§ Data for review:
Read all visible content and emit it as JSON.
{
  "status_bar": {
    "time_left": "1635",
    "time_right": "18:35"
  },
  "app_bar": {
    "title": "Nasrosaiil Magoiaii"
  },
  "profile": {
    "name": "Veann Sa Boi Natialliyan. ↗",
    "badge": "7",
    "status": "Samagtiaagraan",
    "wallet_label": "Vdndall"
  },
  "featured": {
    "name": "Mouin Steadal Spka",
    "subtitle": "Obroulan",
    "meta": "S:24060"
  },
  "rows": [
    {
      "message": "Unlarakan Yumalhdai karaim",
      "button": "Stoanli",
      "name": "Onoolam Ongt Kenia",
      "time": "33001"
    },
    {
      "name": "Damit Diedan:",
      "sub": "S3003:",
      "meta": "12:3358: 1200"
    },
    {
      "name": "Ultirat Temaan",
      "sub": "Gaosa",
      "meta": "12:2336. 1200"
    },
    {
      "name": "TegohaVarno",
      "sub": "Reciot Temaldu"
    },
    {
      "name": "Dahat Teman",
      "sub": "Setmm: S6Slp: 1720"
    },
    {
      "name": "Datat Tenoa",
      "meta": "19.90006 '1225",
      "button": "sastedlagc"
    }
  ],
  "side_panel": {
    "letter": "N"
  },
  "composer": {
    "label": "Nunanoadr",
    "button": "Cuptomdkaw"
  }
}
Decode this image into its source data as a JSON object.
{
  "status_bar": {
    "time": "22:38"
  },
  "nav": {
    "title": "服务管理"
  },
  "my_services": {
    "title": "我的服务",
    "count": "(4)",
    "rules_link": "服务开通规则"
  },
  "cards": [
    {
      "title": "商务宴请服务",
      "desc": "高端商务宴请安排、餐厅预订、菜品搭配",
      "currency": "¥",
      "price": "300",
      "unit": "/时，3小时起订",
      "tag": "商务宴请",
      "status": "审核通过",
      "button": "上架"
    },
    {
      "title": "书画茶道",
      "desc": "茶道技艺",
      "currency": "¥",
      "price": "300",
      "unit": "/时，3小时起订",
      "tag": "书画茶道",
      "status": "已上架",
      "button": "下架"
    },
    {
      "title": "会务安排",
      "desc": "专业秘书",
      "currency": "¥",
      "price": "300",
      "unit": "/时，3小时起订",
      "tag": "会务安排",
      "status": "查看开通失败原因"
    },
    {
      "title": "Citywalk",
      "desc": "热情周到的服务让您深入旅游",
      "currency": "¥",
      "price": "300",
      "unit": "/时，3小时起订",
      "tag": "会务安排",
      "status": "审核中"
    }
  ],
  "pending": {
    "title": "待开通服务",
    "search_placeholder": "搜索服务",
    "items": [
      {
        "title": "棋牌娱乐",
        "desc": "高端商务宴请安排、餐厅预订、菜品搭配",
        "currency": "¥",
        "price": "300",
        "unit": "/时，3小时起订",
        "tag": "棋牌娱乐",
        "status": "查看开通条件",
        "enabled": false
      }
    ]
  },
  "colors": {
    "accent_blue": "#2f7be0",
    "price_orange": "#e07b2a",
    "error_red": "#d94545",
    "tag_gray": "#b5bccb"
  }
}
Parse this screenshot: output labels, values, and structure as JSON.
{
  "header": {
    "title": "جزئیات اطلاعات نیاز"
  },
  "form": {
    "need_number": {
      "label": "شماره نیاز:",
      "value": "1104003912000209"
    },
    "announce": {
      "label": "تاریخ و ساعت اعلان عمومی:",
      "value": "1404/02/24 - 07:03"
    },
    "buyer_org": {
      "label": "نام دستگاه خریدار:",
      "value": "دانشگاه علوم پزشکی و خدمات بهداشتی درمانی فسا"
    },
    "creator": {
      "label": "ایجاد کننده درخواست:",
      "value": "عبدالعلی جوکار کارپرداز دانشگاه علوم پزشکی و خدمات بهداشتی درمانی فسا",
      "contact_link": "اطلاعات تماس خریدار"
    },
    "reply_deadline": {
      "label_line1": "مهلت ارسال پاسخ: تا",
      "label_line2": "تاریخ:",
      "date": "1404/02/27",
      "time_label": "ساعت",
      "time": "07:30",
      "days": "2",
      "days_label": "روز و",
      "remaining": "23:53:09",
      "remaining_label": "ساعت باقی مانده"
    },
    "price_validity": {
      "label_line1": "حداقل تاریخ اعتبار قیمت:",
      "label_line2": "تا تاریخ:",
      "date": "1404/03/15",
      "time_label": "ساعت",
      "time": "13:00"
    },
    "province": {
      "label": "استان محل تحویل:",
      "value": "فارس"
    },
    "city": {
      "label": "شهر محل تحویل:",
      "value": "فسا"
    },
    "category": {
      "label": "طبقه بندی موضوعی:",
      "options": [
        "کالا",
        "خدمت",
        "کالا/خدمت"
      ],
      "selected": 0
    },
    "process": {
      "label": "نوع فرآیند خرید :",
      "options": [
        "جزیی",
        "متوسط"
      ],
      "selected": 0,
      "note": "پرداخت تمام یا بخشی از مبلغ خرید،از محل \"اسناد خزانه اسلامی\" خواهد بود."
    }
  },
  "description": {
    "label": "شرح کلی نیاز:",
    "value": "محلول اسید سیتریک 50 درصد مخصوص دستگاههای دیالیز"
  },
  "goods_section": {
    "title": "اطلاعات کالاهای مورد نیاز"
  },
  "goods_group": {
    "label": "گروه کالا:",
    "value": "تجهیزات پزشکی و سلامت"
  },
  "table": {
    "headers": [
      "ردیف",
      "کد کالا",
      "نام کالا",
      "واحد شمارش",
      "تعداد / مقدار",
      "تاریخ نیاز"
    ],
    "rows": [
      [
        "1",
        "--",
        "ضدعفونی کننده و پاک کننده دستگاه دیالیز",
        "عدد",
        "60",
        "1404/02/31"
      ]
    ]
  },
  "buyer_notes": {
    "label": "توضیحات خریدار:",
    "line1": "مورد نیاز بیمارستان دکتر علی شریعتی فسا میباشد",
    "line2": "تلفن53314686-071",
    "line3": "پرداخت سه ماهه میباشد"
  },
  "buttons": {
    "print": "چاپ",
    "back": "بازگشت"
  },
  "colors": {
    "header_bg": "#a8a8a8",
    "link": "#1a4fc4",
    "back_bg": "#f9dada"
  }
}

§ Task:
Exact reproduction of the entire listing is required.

§ Solution to this problem:
Read all visible content and emit it as JSON.
{
  "status_bar": {
    "time_left": "1635",
    "time_right": "18:35"
  },
  "app_bar": {
    "title": "Nasrosaiil Magoiaii"
  },
  "profile": {
    "name": "Veann Sa Boi Natialliyan. ↗",
    "badge": "7",
    "status": "Samagtiaagraan",
    "wallet_label": "Vdndall"
  },
  "featured": {
    "name": "Mouin Steadal Spka",
    "subtitle": "Obroulan",
    "meta": "S:24060"
  },
  "rows": [
    {
      "message": "Unlarakan Yumalhdai karaim",
      "button": "Stoanli",
      "name": "Onoolam Ongt Kenia",
      "time": "33001"
    },
    {
      "name": "Damit Diedan:",
      "sub": "S3003:",
      "meta": "12:3358: 1200"
    },
    {
      "name": "Ultirat Temaan",
      "sub": "Gaosa",
      "meta": "12:2336. 1200"
    },
    {
      "name": "TegohaVarno",
      "sub": "Reciot Temaldu"
    },
    {
      "name": "Dahat Teman",
      "sub": "Setmm: S6Slp: 1720"
    },
    {
      "name": "Datat Tenoa",
      "meta": "19.90006 '1225",
      "button": "sastedlagc"
    }
  ],
  "side_panel": {
    "letter": "N"
  },
  "composer": {
    "label": "Nunanoadr",
    "button": "Cuptomdkaw"
  }
}
Decode this image into its source data as a JSON object.
{
  "status_bar": {
    "time": "22:38"
  },
  "nav": {
    "title": "服务管理"
  },
  "my_services": {
    "title": "我的服务",
    "count": "(4)",
    "rules_link": "服务开通规则"
  },
  "cards": [
    {
      "title": "商务宴请服务",
      "desc": "高端商务宴请安排、餐厅预订、菜品搭配",
      "currency": "¥",
      "price": "300",
      "unit": "/时，3小时起订",
      "tag": "商务宴请",
      "status": "审核通过",
      "button": "上架"
    },
    {
      "title": "书画茶道",
      "desc": "茶道技艺",
      "currency": "¥",
      "price": "300",
      "unit": "/时，3小时起订",
      "tag": "书画茶道",
      "status": "已上架",
      "button": "下架"
    },
    {
      "title": "会务安排",
      "desc": "专业秘书",
      "currency": "¥",
      "price": "300",
      "unit": "/时，3小时起订",
      "tag": "会务安排",
      "status": "查看开通失败原因"
    },
    {
      "title": "Citywalk",
      "desc": "热情周到的服务让您深入旅游",
      "currency": "¥",
      "price": "300",
      "unit": "/时，3小时起订",
      "tag": "会务安排",
      "status": "审核中"
    }
  ],
  "pending": {
    "title": "待开通服务",
    "search_placeholder": "搜索服务",
    "items": [
      {
        "title": "棋牌娱乐",
        "desc": "高端商务宴请安排、餐厅预订、菜品搭配",
        "currency": "¥",
        "price": "300",
        "unit": "/时，3小时起订",
        "tag": "棋牌娱乐",
        "status": "查看开通条件",
        "enabled": false
      }
    ]
  },
  "colors": {
    "accent_blue": "#2f7be0",
    "price_orange": "#e07b2a",
    "error_red": "#d94545",
    "tag_gray": "#b5bccb"
  }
}
Parse this screenshot: output labels, values, and structure as JSON.
{
  "header": {
    "title": "جزئیات اطلاعات نیاز"
  },
  "form": {
    "need_number": {
      "label": "شماره نیاز:",
      "value": "1104003912000209"
    },
    "announce": {
      "label": "تاریخ و ساعت اعلان عمومی:",
      "value": "1404/02/24 - 07:03"
    },
    "buyer_org": {
      "label": "نام دستگاه خریدار:",
      "value": "دانشگاه علوم پزشکی و خدمات بهداشتی درمانی فسا"
    },
    "creator": {
      "label": "ایجاد کننده درخواست:",
      "value": "عبدالعلی جوکار کارپرداز دانشگاه علوم پزشکی و خدمات بهداشتی درمانی فسا",
      "contact_link": "اطلاعات تماس خریدار"
    },
    "reply_deadline": {
      "label_line1": "مهلت ارسال پاسخ: تا",
      "label_line2": "تاریخ:",
      "date": "1404/02/27",
      "time_label": "ساعت",
      "time": "07:30",
      "days": "2",
      "days_label": "روز و",
      "remaining": "23:53:09",
      "remaining_label": "ساعت باقی مانده"
    },
    "price_validity": {
      "label_line1": "حداقل تاریخ اعتبار قیمت:",
      "label_line2": "تا تاریخ:",
      "date": "1404/03/15",
      "time_label": "ساعت",
      "time": "13:00"
    },
    "province": {
      "label": "استان محل تحویل:",
      "value": "فارس"
    },
    "city": {
      "label": "شهر محل تحویل:",
      "value": "فسا"
    },
    "category": {
      "label": "طبقه بندی موضوعی:",
      "options": [
        "کالا",
        "خدمت",
        "کالا/خدمت"
      ],
      "selected": 0
    },
    "process": {
      "label": "نوع فرآیند خرید :",
      "options": [
        "جزیی",
        "متوسط"
      ],
      "selected": 0,
      "note": "پرداخت تمام یا بخشی از مبلغ خرید،از محل \"اسناد خزانه اسلامی\" خواهد بود."
    }
  },
  "description": {
    "label": "شرح کلی نیاز:",
    "value": "محلول اسید سیتریک 50 درصد مخصوص دستگاههای دیالیز"
  },
  "goods_section": {
    "title": "اطلاعات کالاهای مورد نیاز"
  },
  "goods_group": {
    "label": "گروه کالا:",
    "value": "تجهیزات پزشکی و سلامت"
  },
  "table": {
    "headers": [
      "ردیف",
      "کد کالا",
      "نام کالا",
      "واحد شمارش",
      "تعداد / مقدار",
      "تاریخ نیاز"
    ],
    "rows": [
      [
        "1",
        "--",
        "ضدعفونی کننده و پاک کننده دستگاه دیالیز",
        "عدد",
        "60",
        "1404/02/31"
      ]
    ]
  },
  "buyer_notes": {
    "label": "توضیحات خریدار:",
    "line1": "مورد نیاز بیمارستان دکتر علی شریعتی فسا میباشد",
    "line2": "تلفن53314686-071",
    "line3": "پرداخت سه ماهه میباشد"
  },
  "buttons": {
    "print": "چاپ",
    "back": "بازگشت"
  },
  "colors": {
    "header_bg": "#a8a8a8",
    "link": "#1a4fc4",
    "back_bg": "#f9dada"
  }
}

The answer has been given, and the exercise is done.